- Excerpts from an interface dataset
■ ■ ■ ■ ■

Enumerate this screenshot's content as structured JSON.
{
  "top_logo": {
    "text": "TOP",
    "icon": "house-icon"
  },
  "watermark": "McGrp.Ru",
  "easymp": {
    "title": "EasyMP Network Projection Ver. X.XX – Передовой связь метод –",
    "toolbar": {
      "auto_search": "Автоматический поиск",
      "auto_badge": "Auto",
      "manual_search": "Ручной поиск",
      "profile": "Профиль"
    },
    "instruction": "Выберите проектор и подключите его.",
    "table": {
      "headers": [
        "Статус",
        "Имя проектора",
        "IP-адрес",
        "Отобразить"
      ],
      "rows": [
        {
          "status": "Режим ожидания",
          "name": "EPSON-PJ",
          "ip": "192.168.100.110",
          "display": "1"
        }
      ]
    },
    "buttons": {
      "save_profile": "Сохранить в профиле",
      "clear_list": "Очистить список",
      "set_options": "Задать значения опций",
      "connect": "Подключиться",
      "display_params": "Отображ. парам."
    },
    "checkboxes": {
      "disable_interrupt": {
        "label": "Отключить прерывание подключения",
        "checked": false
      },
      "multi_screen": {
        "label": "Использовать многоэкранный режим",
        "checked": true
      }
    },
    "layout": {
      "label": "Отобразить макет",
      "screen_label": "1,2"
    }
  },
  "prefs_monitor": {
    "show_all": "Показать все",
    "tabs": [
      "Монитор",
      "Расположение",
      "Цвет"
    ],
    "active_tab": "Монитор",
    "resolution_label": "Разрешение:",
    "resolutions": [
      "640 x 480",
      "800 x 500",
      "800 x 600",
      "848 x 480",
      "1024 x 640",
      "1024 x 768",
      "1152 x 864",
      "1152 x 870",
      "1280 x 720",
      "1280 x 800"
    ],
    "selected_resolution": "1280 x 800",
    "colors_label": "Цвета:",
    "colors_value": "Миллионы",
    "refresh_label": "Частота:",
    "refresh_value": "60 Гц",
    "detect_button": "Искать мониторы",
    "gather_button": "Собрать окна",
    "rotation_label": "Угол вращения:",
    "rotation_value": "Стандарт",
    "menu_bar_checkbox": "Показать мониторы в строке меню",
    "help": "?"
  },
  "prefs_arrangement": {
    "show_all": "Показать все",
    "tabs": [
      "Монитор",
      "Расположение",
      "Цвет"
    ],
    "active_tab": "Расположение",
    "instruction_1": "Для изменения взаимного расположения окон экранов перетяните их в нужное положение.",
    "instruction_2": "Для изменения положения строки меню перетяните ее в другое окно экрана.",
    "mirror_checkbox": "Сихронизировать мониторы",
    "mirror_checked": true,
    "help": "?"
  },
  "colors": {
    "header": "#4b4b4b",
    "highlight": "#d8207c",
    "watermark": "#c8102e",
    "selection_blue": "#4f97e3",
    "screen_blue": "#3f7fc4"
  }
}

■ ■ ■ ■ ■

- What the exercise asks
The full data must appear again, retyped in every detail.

- Completed exercise
Enumerate this screenshot's content as structured JSON.
{
  "top_logo": {
    "text": "TOP",
    "icon": "house-icon"
  },
  "watermark": "McGrp.Ru",
  "easymp": {
    "title": "EasyMP Network Projection Ver. X.XX – Передовой связь метод –",
    "toolbar": {
      "auto_search": "Автоматический поиск",
      "auto_badge": "Auto",
      "manual_search": "Ручной поиск",
      "profile": "Профиль"
    },
    "instruction": "Выберите проектор и подключите его.",
    "table": {
      "headers": [
        "Статус",
        "Имя проектора",
        "IP-адрес",
        "Отобразить"
      ],
      "rows": [
        {
          "status": "Режим ожидания",
          "name": "EPSON-PJ",
          "ip": "192.168.100.110",
          "display": "1"
        }
      ]
    },
    "buttons": {
      "save_profile": "Сохранить в профиле",
      "clear_list": "Очистить список",
      "set_options": "Задать значения опций",
      "connect": "Подключиться",
      "display_params": "Отображ. парам."
    },
    "checkboxes": {
      "disable_interrupt": {
        "label": "Отключить прерывание подключения",
        "checked": false
      },
      "multi_screen": {
        "label": "Использовать многоэкранный режим",
        "checked": true
      }
    },
    "layout": {
      "label": "Отобразить макет",
      "screen_label": "1,2"
    }
  },
  "prefs_monitor": {
    "show_all": "Показать все",
    "tabs": [
      "Монитор",
      "Расположение",
      "Цвет"
    ],
    "active_tab": "Монитор",
    "resolution_label": "Разрешение:",
    "resolutions": [
      "640 x 480",
      "800 x 500",
      "800 x 600",
      "848 x 480",
      "1024 x 640",
      "1024 x 768",
      "1152 x 864",
      "1152 x 870",
      "1280 x 720",
      "1280 x 800"
    ],
    "selected_resolution": "1280 x 800",
    "colors_label": "Цвета:",
    "colors_value": "Миллионы",
    "refresh_label": "Частота:",
    "refresh_value": "60 Гц",
    "detect_button": "Искать мониторы",
    "gather_button": "Собрать окна",
    "rotation_label": "Угол вращения:",
    "rotation_value": "Стандарт",
    "menu_bar_checkbox": "Показать мониторы в строке меню",
    "help": "?"
  },
  "prefs_arrangement": {
    "show_all": "Показать все",
    "tabs": [
      "Монитор",
      "Расположение",
      "Цвет"
    ],
    "active_tab": "Расположение",
    "instruction_1": "Для изменения взаимного расположения окон экранов перетяните их в нужное положение.",
    "instruction_2": "Для изменения положения строки меню перетяните ее в другое окно экрана.",
    "mirror_checkbox": "Сихронизировать мониторы",
    "mirror_checked": true,
    "help": "?"
  },
  "colors": {
    "header": "#4b4b4b",
    "highlight": "#d8207c",
    "watermark": "#c8102e",
    "selection_blue": "#4f97e3",
    "screen_blue": "#3f7fc4"
  }
}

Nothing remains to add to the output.